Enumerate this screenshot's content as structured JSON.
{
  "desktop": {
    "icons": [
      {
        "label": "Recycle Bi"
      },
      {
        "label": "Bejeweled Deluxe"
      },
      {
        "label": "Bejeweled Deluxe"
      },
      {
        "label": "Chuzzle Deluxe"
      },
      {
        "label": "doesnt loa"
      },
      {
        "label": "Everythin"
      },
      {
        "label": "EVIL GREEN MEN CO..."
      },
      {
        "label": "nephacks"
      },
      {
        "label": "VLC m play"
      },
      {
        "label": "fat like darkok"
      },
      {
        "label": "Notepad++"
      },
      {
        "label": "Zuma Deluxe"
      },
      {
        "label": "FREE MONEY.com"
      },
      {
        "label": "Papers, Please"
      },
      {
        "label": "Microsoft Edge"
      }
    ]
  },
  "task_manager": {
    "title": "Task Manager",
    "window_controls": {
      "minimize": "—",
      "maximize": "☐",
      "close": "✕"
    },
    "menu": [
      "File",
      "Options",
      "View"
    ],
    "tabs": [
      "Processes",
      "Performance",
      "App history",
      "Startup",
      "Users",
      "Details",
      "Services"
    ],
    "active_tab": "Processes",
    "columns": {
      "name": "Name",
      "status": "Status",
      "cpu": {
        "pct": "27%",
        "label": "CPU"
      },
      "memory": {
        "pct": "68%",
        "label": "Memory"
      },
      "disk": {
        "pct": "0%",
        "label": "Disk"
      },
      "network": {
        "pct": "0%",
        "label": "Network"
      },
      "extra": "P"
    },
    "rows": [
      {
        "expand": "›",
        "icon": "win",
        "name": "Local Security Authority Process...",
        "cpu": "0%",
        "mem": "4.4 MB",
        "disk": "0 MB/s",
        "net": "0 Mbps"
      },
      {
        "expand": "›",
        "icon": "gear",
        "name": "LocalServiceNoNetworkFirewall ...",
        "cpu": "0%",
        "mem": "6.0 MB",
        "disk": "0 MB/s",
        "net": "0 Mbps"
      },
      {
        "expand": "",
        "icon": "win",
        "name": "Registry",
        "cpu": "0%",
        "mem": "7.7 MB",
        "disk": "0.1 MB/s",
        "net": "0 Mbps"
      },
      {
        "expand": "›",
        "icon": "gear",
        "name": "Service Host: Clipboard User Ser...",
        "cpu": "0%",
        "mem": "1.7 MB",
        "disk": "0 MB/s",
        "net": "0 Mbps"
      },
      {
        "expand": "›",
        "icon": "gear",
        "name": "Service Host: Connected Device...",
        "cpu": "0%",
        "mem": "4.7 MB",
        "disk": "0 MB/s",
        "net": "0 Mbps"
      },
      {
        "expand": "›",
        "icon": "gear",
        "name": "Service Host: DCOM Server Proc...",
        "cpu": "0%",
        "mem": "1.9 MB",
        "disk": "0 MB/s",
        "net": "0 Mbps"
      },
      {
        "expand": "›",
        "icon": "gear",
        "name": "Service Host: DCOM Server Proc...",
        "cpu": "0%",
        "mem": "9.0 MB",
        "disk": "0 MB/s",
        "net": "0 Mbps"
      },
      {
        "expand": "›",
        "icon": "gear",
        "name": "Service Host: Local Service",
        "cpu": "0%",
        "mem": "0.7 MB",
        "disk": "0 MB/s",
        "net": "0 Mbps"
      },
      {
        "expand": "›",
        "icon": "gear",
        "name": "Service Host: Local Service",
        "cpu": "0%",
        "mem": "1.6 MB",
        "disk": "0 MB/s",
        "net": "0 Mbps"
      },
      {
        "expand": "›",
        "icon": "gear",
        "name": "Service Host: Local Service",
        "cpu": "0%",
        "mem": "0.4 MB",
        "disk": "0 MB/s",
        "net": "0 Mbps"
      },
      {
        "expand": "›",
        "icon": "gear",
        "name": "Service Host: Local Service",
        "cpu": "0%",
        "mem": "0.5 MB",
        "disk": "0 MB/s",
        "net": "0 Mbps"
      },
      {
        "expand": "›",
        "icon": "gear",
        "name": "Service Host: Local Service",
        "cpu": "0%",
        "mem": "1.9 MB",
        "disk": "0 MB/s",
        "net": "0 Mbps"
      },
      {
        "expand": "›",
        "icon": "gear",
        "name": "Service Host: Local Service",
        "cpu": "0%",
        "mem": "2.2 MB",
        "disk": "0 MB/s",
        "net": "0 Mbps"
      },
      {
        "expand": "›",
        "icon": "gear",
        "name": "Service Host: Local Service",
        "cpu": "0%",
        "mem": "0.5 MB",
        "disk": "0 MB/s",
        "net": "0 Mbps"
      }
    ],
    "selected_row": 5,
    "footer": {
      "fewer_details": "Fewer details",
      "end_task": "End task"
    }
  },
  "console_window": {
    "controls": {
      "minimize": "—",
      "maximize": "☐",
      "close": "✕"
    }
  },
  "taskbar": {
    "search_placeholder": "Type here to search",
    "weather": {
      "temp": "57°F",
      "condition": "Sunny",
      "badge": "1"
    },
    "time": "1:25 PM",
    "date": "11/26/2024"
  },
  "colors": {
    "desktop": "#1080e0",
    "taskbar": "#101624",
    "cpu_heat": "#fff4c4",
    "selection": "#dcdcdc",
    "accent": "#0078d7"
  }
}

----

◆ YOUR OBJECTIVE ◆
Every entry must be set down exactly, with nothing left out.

◆ TASK OUTPUT ◆
Enumerate this screenshot's content as structured JSON.
{
  "desktop": {
    "icons": [
      {
        "label": "Recycle Bi"
      },
      {
        "label": "Bejeweled Deluxe"
      },
      {
        "label": "Bejeweled Deluxe"
      },
      {
        "label": "Chuzzle Deluxe"
      },
      {
        "label": "doesnt loa"
      },
      {
        "label": "Everythin"
      },
      {
        "label": "EVIL GREEN MEN CO..."
      },
      {
        "label": "nephacks"
      },
      {
        "label": "VLC m play"
      },
      {
        "label": "fat like darkok"
      },
      {
        "label": "Notepad++"
      },
      {
        "label": "Zuma Deluxe"
      },
      {
        "label": "FREE MONEY.com"
      },
      {
        "label": "Papers, Please"
      },
      {
        "label": "Microsoft Edge"
      }
    ]
  },
  "task_manager": {
    "title": "Task Manager",
    "window_controls": {
      "minimize": "—",
      "maximize": "☐",
      "close": "✕"
    },
    "menu": [
      "File",
      "Options",
      "View"
    ],
    "tabs": [
      "Processes",
      "Performance",
      "App history",
      "Startup",
      "Users",
      "Details",
      "Services"
    ],
    "active_tab": "Processes",
    "columns": {
      "name": "Name",
      "status": "Status",
      "cpu": {
        "pct": "27%",
        "label": "CPU"
      },
      "memory": {
        "pct": "68%",
        "label": "Memory"
      },
      "disk": {
        "pct": "0%",
        "label": "Disk"
      },
      "network": {
        "pct": "0%",
        "label": "Network"
      },
      "extra": "P"
    },
    "rows": [
      {
        "expand": "›",
        "icon": "win",
        "name": "Local Security Authority Process...",
        "cpu": "0%",
        "mem": "4.4 MB",
        "disk": "0 MB/s",
        "net": "0 Mbps"
      },
      {
        "expand": "›",
        "icon": "gear",
        "name": "LocalServiceNoNetworkFirewall ...",
        "cpu": "0%",
        "mem": "6.0 MB",
        "disk": "0 MB/s",
        "net": "0 Mbps"
      },
      {
        "expand": "",
        "icon": "win",
        "name": "Registry",
        "cpu": "0%",
        "mem": "7.7 MB",
        "disk": "0.1 MB/s",
        "net": "0 Mbps"
      },
      {
        "expand": "›",
        "icon": "gear",
        "name": "Service Host: Clipboard User Ser...",
        "cpu": "0%",
        "mem": "1.7 MB",
        "disk": "0 MB/s",
        "net": "0 Mbps"
      },
      {
        "expand": "›",
        "icon": "gear",
        "name": "Service Host: Connected Device...",
        "cpu": "0%",
        "mem": "4.7 MB",
        "disk": "0 MB/s",
        "net": "0 Mbps"
      },
      {
        "expand": "›",
        "icon": "gear",
        "name": "Service Host: DCOM Server Proc...",
        "cpu": "0%",
        "mem": "1.9 MB",
        "disk": "0 MB/s",
        "net": "0 Mbps"
      },
      {
        "expand": "›",
        "icon": "gear",
        "name": "Service Host: DCOM Server Proc...",
        "cpu": "0%",
        "mem": "9.0 MB",
        "disk": "0 MB/s",
        "net": "0 Mbps"
      },
      {
        "expand": "›",
        "icon": "gear",
        "name": "Service Host: Local Service",
        "cpu": "0%",
        "mem": "0.7 MB",
        "disk": "0 MB/s",
        "net": "0 Mbps"
      },
      {
        "expand": "›",
        "icon": "gear",
        "name": "Service Host: Local Service",
        "cpu": "0%",
        "mem": "1.6 MB",
        "disk": "0 MB/s",
        "net": "0 Mbps"
      },
      {
        "expand": "›",
        "icon": "gear",
        "name": "Service Host: Local Service",
        "cpu": "0%",
        "mem": "0.4 MB",
        "disk": "0 MB/s",
        "net": "0 Mbps"
      },
      {
        "expand": "›",
        "icon": "gear",
        "name": "Service Host: Local Service",
        "cpu": "0%",
        "mem": "0.5 MB",
        "disk": "0 MB/s",
        "net": "0 Mbps"
      },
      {
        "expand": "›",
        "icon": "gear",
        "name": "Service Host: Local Service",
        "cpu": "0%",
        "mem": "1.9 MB",
        "disk": "0 MB/s",
        "net": "0 Mbps"
      },
      {
        "expand": "›",
        "icon": "gear",
        "name": "Service Host: Local Service",
        "cpu": "0%",
        "mem": "2.2 MB",
        "disk": "0 MB/s",
        "net": "0 Mbps"
      },
      {
        "expand": "›",
        "icon": "gear",
        "name": "Service Host: Local Service",
        "cpu": "0%",
        "mem": "0.5 MB",
        "disk": "0 MB/s",
        "net": "0 Mbps"
      }
    ],
    "selected_row": 5,
    "footer": {
      "fewer_details": "Fewer details",
      "end_task": "End task"
    }
  },
  "console_window": {
    "controls": {
      "minimize": "—",
      "maximize": "☐",
      "close": "✕"
    }
  },
  "taskbar": {
    "search_placeholder": "Type here to search",
    "weather": {
      "temp": "57°F",
      "condition": "Sunny",
      "badge": "1"
    },
    "time": "1:25 PM",
    "date": "11/26/2024"
  },
  "colors": {
    "desktop": "#1080e0",
    "taskbar": "#101624",
    "cpu_heat": "#fff4c4",
    "selection": "#dcdcdc",
    "accent": "#0078d7"
  }
}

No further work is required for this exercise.